In 1866, several ships come in contact with a mysterious sea monster, which some people suggest to be a huge narwhal. The United States government decides to gather a group of people to find and kill the beast. The narrator of the story, Professor Pierre Aronnax, is a French marine biologist who is asked to join the group in New York, and he accepts. Aronnax brings along his faithful servant, Conseil, and they meet a new friend, Canadian Harpooner Ned Land. They set out on the navy frigate Abraham Lincoln and head into the Pacific Ocean. After days of sailing around and finding absolutely nothing, they spot a huge almost metallic mass in the water. When a storm hits the Abraham Lincoln, Ned Land and Pierre Arronax are thrown overboard. Conseil, being the loyal man he is, follows his master into the Pacific and they all wake up upon the Nautilus.

The Nautilus, explains Captain Nemo, is a new type of submarine that allows him and his crew to live completely isolated from civilization. They have to come to the surface every few days to refill their air stores and that’s how they accidently ran into the ships.
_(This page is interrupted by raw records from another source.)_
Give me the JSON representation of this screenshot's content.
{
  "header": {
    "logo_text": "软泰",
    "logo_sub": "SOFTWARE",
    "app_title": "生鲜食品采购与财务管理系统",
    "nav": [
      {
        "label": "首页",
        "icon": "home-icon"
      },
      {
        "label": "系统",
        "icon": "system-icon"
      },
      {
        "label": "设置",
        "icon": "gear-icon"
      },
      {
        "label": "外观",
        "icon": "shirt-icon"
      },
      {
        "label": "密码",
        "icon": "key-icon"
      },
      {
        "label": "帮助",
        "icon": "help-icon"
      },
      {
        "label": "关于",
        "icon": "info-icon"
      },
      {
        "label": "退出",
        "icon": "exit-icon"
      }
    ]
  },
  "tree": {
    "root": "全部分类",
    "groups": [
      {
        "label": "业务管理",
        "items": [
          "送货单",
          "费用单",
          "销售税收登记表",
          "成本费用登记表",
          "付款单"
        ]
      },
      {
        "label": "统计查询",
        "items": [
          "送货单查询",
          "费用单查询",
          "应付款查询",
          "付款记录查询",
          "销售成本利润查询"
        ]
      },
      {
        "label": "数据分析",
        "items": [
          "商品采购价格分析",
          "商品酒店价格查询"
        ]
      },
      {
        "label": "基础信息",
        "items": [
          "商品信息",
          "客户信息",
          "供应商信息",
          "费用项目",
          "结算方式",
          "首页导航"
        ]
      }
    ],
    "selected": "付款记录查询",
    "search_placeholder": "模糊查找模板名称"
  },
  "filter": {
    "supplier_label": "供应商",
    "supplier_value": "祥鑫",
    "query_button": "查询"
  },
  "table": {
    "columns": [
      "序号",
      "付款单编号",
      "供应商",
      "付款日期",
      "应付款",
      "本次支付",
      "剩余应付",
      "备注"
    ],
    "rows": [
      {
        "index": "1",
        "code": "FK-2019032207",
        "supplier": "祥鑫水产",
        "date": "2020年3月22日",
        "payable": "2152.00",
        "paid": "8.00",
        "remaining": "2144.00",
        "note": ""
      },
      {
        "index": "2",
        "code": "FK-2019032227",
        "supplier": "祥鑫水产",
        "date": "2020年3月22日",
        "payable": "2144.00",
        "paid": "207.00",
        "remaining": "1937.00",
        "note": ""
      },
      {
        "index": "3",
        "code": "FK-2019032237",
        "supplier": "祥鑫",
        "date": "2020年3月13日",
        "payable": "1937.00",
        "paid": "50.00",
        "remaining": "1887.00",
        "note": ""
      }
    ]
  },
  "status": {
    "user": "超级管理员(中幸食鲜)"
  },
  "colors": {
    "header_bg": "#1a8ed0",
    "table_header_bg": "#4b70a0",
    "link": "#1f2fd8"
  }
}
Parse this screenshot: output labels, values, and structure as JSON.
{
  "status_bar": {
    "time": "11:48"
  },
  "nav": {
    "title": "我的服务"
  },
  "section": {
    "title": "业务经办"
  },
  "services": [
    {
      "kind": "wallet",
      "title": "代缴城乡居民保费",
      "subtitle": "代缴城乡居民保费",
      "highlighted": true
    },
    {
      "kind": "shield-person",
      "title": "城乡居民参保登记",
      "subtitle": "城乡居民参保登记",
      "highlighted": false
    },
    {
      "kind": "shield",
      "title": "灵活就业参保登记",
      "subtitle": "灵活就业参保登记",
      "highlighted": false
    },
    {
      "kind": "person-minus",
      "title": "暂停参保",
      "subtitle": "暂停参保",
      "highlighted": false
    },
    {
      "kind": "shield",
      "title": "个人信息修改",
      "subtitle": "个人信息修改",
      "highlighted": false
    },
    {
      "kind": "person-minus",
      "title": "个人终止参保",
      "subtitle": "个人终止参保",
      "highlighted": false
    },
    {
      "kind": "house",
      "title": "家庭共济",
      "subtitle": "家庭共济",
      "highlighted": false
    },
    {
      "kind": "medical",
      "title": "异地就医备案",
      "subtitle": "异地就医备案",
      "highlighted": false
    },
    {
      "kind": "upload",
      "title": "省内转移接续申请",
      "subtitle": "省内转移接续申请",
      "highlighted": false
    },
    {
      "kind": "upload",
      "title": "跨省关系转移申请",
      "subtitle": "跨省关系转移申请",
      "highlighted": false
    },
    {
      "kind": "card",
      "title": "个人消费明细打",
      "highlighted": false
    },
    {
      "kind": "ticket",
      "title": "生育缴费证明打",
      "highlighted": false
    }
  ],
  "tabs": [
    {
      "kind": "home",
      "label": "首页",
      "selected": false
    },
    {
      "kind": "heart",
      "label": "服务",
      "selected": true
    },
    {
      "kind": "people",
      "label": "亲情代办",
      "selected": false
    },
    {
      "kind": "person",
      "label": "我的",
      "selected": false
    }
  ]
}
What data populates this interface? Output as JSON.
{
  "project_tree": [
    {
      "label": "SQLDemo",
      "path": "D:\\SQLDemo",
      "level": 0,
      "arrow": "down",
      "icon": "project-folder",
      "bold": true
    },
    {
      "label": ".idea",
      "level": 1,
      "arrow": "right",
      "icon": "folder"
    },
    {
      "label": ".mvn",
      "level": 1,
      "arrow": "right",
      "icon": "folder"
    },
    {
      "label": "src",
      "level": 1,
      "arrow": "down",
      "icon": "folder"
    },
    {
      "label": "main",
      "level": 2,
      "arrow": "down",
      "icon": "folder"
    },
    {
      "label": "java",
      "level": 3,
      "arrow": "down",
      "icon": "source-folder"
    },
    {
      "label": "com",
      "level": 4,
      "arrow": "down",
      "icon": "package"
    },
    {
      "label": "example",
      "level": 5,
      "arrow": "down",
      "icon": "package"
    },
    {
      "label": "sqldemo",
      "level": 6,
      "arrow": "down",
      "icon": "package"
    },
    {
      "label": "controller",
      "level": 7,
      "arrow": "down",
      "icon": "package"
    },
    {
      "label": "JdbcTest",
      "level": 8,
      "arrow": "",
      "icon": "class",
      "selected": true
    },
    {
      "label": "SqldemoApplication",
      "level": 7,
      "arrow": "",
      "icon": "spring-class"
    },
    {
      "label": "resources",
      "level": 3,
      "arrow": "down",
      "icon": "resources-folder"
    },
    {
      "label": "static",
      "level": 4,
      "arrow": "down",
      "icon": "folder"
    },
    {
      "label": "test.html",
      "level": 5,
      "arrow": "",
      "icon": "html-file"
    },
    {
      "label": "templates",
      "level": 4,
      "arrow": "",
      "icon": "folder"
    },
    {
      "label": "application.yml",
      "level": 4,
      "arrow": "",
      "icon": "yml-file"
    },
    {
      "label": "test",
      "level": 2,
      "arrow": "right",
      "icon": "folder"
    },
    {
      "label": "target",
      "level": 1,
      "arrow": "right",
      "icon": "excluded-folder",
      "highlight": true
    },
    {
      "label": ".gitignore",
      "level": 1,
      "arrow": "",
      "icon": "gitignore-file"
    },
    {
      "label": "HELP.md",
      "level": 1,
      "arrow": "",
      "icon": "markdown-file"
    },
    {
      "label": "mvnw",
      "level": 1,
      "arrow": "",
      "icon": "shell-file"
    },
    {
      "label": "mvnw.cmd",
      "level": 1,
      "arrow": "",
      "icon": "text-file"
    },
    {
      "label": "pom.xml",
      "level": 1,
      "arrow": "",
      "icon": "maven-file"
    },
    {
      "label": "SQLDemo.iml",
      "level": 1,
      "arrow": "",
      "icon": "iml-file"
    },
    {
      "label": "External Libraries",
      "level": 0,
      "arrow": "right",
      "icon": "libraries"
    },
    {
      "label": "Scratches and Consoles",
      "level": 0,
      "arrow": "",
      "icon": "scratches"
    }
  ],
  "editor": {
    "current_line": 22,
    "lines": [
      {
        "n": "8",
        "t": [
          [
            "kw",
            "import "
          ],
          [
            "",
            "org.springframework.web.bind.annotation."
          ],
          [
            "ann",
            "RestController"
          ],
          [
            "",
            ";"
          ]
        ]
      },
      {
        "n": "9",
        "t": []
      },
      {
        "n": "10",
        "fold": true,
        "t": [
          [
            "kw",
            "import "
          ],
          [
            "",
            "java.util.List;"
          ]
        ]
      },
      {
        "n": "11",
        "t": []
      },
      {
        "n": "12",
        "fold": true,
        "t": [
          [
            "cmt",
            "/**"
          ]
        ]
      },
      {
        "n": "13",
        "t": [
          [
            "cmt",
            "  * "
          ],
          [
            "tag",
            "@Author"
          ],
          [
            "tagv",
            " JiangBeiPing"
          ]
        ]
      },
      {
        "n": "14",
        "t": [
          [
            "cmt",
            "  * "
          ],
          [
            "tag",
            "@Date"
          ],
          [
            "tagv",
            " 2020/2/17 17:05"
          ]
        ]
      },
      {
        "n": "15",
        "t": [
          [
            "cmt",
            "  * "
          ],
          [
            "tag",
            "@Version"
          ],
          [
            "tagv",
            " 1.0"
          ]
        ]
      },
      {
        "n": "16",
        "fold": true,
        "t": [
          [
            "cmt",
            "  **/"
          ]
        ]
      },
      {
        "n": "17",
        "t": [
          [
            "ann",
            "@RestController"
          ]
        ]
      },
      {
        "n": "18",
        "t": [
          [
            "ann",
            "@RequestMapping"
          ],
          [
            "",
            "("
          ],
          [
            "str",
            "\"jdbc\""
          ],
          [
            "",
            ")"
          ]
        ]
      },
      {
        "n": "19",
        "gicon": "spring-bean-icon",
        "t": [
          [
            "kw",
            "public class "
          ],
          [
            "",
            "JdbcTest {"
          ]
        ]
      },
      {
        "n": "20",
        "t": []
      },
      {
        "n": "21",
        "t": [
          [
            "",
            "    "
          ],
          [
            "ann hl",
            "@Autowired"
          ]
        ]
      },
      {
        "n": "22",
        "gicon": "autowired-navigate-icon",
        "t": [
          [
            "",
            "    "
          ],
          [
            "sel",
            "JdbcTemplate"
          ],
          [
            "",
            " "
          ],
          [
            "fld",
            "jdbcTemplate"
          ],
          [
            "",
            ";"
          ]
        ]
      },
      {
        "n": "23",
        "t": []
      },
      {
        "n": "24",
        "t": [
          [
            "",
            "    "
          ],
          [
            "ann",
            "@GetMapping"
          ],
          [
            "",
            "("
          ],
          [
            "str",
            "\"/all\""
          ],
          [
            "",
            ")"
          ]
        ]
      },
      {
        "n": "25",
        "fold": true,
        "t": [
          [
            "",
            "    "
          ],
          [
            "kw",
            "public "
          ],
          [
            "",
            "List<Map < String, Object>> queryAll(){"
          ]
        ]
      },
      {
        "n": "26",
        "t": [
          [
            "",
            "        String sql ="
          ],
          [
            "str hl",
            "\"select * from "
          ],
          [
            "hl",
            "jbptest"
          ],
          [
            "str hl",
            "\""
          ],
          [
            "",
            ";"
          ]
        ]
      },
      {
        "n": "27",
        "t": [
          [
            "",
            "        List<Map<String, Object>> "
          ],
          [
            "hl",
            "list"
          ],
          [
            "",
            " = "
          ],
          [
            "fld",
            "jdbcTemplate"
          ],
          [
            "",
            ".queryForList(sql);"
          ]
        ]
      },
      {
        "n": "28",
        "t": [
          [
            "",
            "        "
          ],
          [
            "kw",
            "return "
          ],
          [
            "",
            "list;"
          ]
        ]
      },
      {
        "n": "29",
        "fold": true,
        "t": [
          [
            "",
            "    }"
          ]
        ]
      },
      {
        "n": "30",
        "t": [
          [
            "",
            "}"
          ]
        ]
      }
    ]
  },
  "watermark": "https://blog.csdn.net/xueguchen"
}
As the story continues, Aronnax, Land, and Conseil, along with Captain Nemo, hunt unknown species underwater, fight sharks, visit Atlantis, and encounter giant squid. Captain Nemo has a dark past, and the men realize this when he finally breaks. They know they have to get off the vessel and get back to land for their own sanity but also know that Nemo won’t let them leave easily.

20,000 Leagues Under the Sea was a riveting book that had me hooked from the beginning. The amazing detail made me feel like I was actually there with them under the ocean and I would definitely recommend it.

Rengades (Book Review)


Stars- 5/5

Summary – The Renegades are a syndicate of prodigies — humans with extraordinary abilities — who emerged from the ruins of a crumbled society and established peace and order where chaos reigned. As champions of justice, they remain a symbol of hope and courage to everyone … except the villains they once overthrew.
Nova has a reason to hate the Renegades, and she is on a mission for vengeance. As she gets closer to her target, she meets Adrian, a Renegade boy who believes in justice — and in Nova. But Nova’s allegiance is to a villain who has the power to end them both.(Goodreads)

Thoughts – I absolutely loved Renegades! It took me less than a day to read it. I couldn’t put it down, just like I couldn’t put down any of The Lunar Chronicles books or how Heartless was impossible to stop reading. That’s what I love about Marissa Meyer’s books — they pull you in and they won’t let you out until you’ve devoured the entire story.
This month, I was lucky enough to meet Marissa Meyer and see her in a panel with Cassandra Clare which was amazing! She was super nice and I got Cinder and Heartless signed. I wrote a review on YALLfest so go check that out!
My favorite character in Renegades would have to be Nova. She was strong and though her abilities weren’t showy, they were silent and powerful. On the other hand, my least favorite character was Ingrid, she was just horrible to the other Anarchists.
I highly suggest this to anyone that likes superheroes or anyone that enjoyed Marissa Meyer’s other books.

Age – 12+